Finding Yourself in Your Home
When we meet with a new client, we spend a lot of time getting to know him or her (or them!). Not only do we enjoy forming personal relationships with our clients, but we want to make sure we express their personal style – not just what we happen to like – in their home. After all, they are living there, not us.
This is an important detail to keep in mind as you think about styling your home, whether you work with a designer or not. You customize everything else in your life – even your ringtone on your cell phone – so why not make your home tell a story about who you are? Websites such as Pottery Barn or West Elm are terrific for getting ideas, but you don’t want to replicate everything there in your house or it won’t have your stamp on it. That would be similar to our not taking the time to learn your likes and dislikes prior to decorating your home.
Think about what makes you tick and what makes you happy. Don’t worry about what’s popular. For example, your coffee table books should reflect what you are interested in, whether that’s gardening, sports, wine or something else. Monogram towels or bed linens. Hang a favorite quote or song lyric where you will see it and enjoy it.
We recently designed a home where we noticed the client’s Phish posters in the garage, so we made sure the family room bookcase included a book about Phish (a rock band). In another home our client was a veterinarian so we incorporated bookends fashioned like dogs. As much as the client said he loved the finished result, he kept remarking how much he really enjoyed those surprise dogs on his fireplace mantle. Personal details matter!
Another way to add that touch is through photos. But instead of the traditional 4×6 in a frame on your end table, try enlarging a few prints and displaying them in a group as wall artwork. If you have a more contemporary style, use black and white versions, which tend to have more of an arty feel.
Don’t forget about family heirlooms. If you inherited beautiful antiques, and you like them, that’s great. But even if your heirloom is just a single item such as a piece of art or even a lamp, you can still incorporate it and perhaps make it a focal point. Sometimes larger heirlooms might not work where they were intended so get creative and figure out a way to repurpose them. A cedar chest is just as nice in a family room as a bedroom, and a dresser can be used as a dining room buffet or cabinet.
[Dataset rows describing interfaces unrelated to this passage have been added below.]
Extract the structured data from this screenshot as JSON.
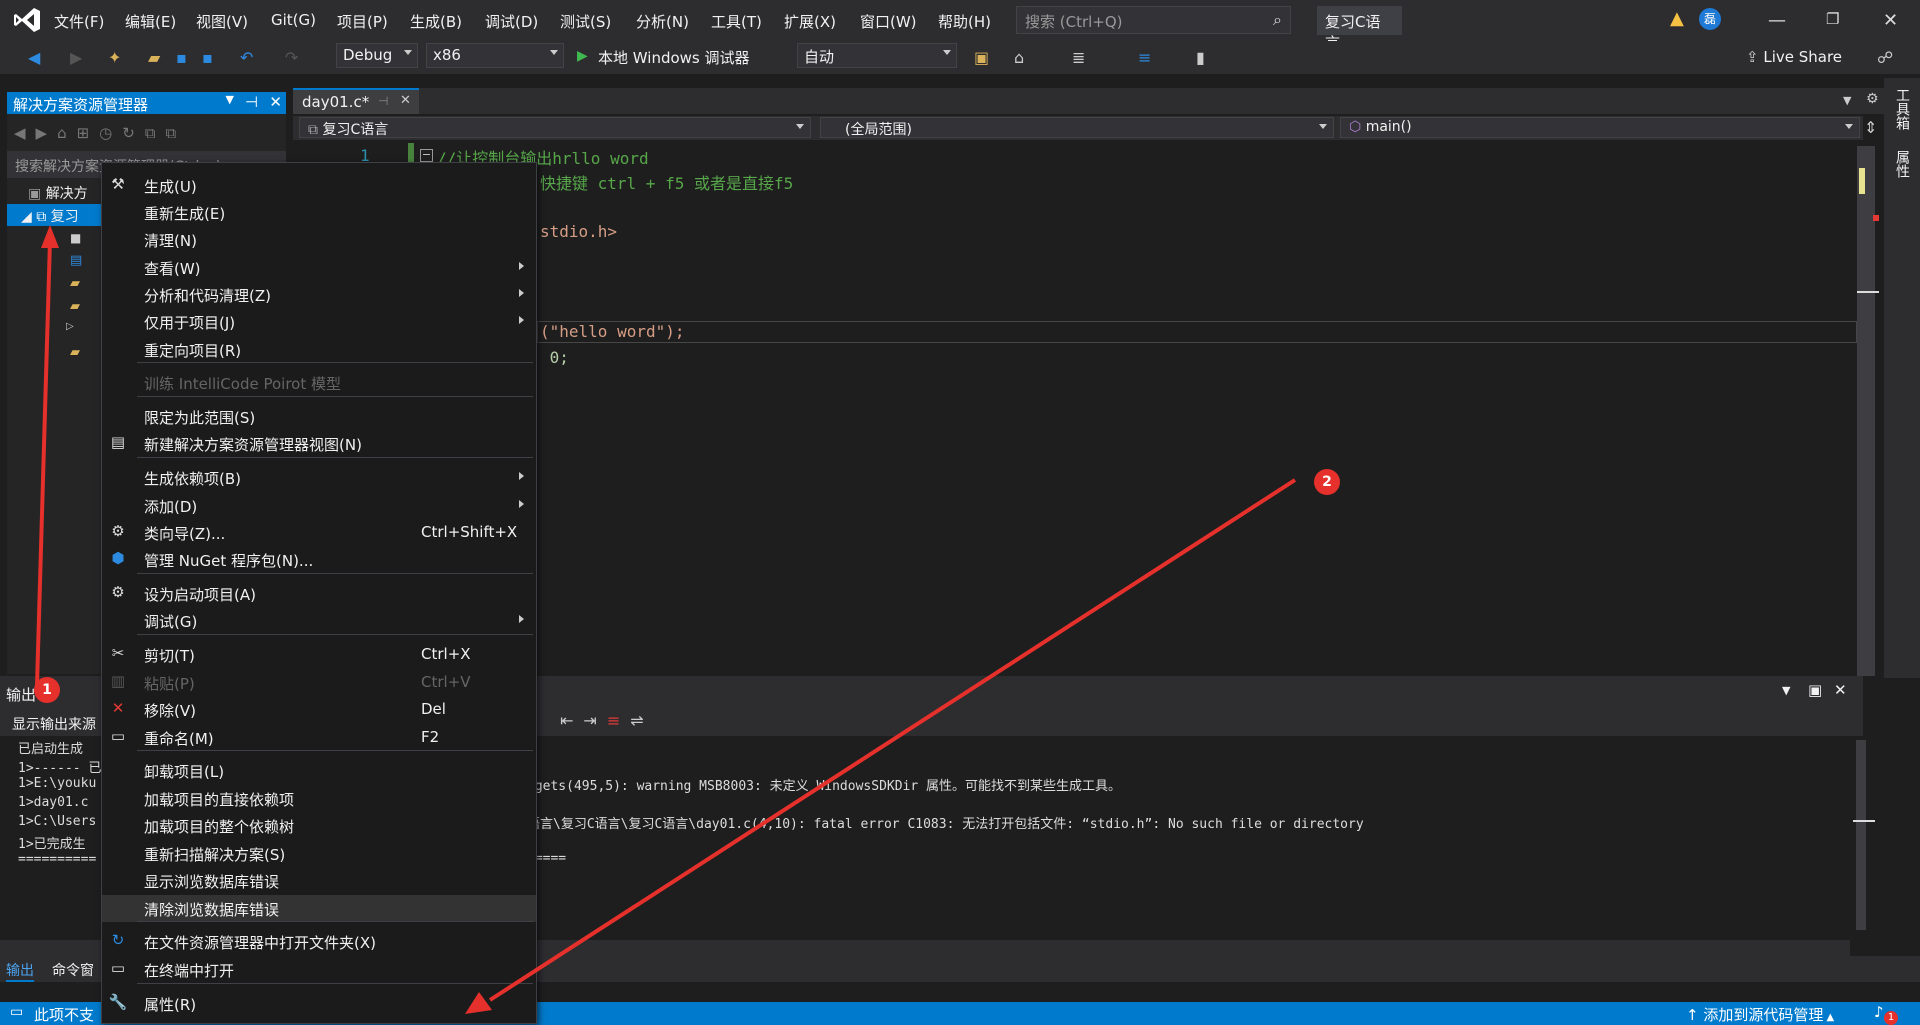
{
  "menubar": {
    "items": [
      "文件(F)",
      "编辑(E)",
      "视图(V)",
      "Git(G)",
      "项目(P)",
      "生成(B)",
      "调试(D)",
      "测试(S)",
      "分析(N)",
      "工具(T)",
      "扩展(X)",
      "窗口(W)",
      "帮助(H)"
    ],
    "search_placeholder": "搜索 (Ctrl+Q)",
    "solution_title": "复习C语言",
    "avatar": "磊"
  },
  "toolbar": {
    "config": "Debug",
    "platform": "x86",
    "run_label": "本地 Windows 调试器",
    "auto": "自动",
    "liveshare": "Live Share"
  },
  "solution_explorer": {
    "title": "解决方案资源管理器",
    "search_placeholder": "搜索解决方案资源管理器(Ctrl+;)",
    "solution_item": "解决方",
    "project_item": "复习"
  },
  "editor": {
    "tab": "day01.c*",
    "nav_project": "复习C语言",
    "nav_scope": "(全局范围)",
    "nav_func": "main()",
    "line_number": "1",
    "lines": [
      "//让控制台输出hrllo word",
      "快捷键 ctrl + f5 或者是直接f5",
      "stdio.h>",
      "(\"hello word\");",
      " 0;"
    ]
  },
  "right_rail": [
    "工具箱",
    "属性"
  ],
  "output": {
    "title": "输出",
    "source_label": "显示输出来源",
    "left_lines": [
      "已启动生成",
      "1>------ 已",
      "1>E:\\youku",
      "1>day01.c",
      "1>C:\\Users",
      "1>已完成生",
      "=========="
    ],
    "right_lines": [
      "rgets(495,5): warning MSB8003: 未定义 WindowsSDKDir 属性。可能找不到某些生成工具。",
      "语言\\复习C语言\\复习C语言\\day01.c(4,10): fatal error C1083: 无法打开包括文件: “stdio.h”: No such file or directory",
      "====="
    ],
    "tabs": [
      "输出",
      "命令窗"
    ]
  },
  "context_menu": {
    "items": [
      {
        "label": "生成(U)",
        "icon": "build-icon"
      },
      {
        "label": "重新生成(E)"
      },
      {
        "label": "清理(N)"
      },
      {
        "label": "查看(W)",
        "submenu": true
      },
      {
        "label": "分析和代码清理(Z)",
        "submenu": true
      },
      {
        "label": "仅用于项目(J)",
        "submenu": true
      },
      {
        "label": "重定向项目(R)"
      },
      {
        "label": "训练 IntelliCode Poirot 模型",
        "disabled": true
      },
      {
        "label": "限定为此范围(S)"
      },
      {
        "label": "新建解决方案资源管理器视图(N)",
        "icon": "new-view-icon"
      },
      {
        "label": "生成依赖项(B)",
        "submenu": true
      },
      {
        "label": "添加(D)",
        "submenu": true
      },
      {
        "label": "类向导(Z)...",
        "shortcut": "Ctrl+Shift+X",
        "icon": "class-wizard-icon"
      },
      {
        "label": "管理 NuGet 程序包(N)...",
        "icon": "nuget-icon"
      },
      {
        "label": "设为启动项目(A)",
        "icon": "gear-icon"
      },
      {
        "label": "调试(G)",
        "submenu": true
      },
      {
        "label": "剪切(T)",
        "shortcut": "Ctrl+X",
        "icon": "scissors-icon"
      },
      {
        "label": "粘贴(P)",
        "shortcut": "Ctrl+V",
        "disabled": true,
        "icon": "paste-icon"
      },
      {
        "label": "移除(V)",
        "shortcut": "Del",
        "icon": "close-icon"
      },
      {
        "label": "重命名(M)",
        "shortcut": "F2",
        "icon": "rename-icon"
      },
      {
        "label": "卸载项目(L)"
      },
      {
        "label": "加载项目的直接依赖项"
      },
      {
        "label": "加载项目的整个依赖树"
      },
      {
        "label": "重新扫描解决方案(S)"
      },
      {
        "label": "显示浏览数据库错误"
      },
      {
        "label": "清除浏览数据库错误",
        "highlight": true
      },
      {
        "label": "在文件资源管理器中打开文件夹(X)",
        "icon": "refresh-icon"
      },
      {
        "label": "在终端中打开",
        "icon": "terminal-icon"
      },
      {
        "label": "属性(R)",
        "icon": "wrench-icon"
      }
    ]
  },
  "annotations": [
    "1",
    "2"
  ],
  "statusbar": {
    "left": "此项不支",
    "right": "添加到源代码管理",
    "bell_count": "1"
  }
}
Whatever you choose to do to make your home your own, be sure it is a glimpse into who you are and your history. If we can help you thread more of your personal style and interests into your home – or with any of your design needs – please contact us.